Agua Viva – by Alexa Lim Haas
A short animation about feelings that no language can describe.
Winner of SXSW Best Animation Short in 2018, Alexa Lim Haas’ animation Agua Viva is a poetic animation about communication, words and feelings that words cannot express.
Protagonist of the short is a Chinese girl who works as a beautician in a Miami beauty salon. MeiMei (her name quickly appears on a badge she is wearing while massaging a client’s legs) seems to be a pretty shy character, the kind who leaves the fan on to avoid talking to clients. However, her job forces her to make physical contact with other people, sometimes in intimate ways.
Alone and far from home, MeiMei struggles to find the words to describe her feelings in a foreign language: “Words are so solid, but my thoughts are so fluid”, she says. Despite her self-confessed struggle to communicate, her words make her emotions immediately clear.
On the day of her birthday, MeiMei examines her hard-working body and the way she treats it: she’s been peeling her fingers, biting her cheeks, overloading herself with sugar. Her body mirrors her health, physical as much as mental. There’s a strong element of nostalgia in her reflections – about time passing by, things that change and things that don’t. As we learn from her internal monologue, she has challenged herself, and left home thinking that leaving her comfort zone would help her, but nothing has really changed: her desire to connect to others clashes with her inability to do so.
Her reflections bring back memories and make her question her life and the miles she has travelled. “There is a way I thought I’d be, and a way I am”, says MeiMei. This seems to be the real centre of her struggle, suggesting that perhaps her communication problem doesn’t lie only in the language, but somewhere else – somewhere words can barely describe.
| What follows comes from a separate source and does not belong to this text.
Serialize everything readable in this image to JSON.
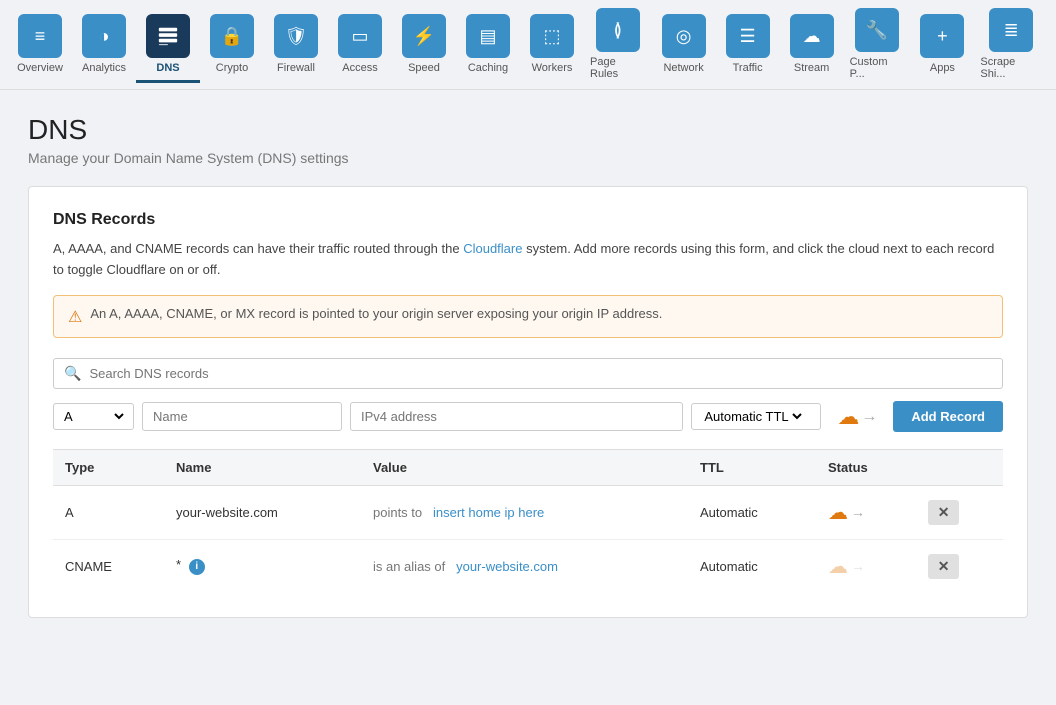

With beautiful illustrations, as fluid and poetic as MeiMei’s words, Haas does an incredibly accurate job at depicting such a mute feeling as incommunicability, the interior world of a woman and her longing for a deeper connection.comments powered by Disqus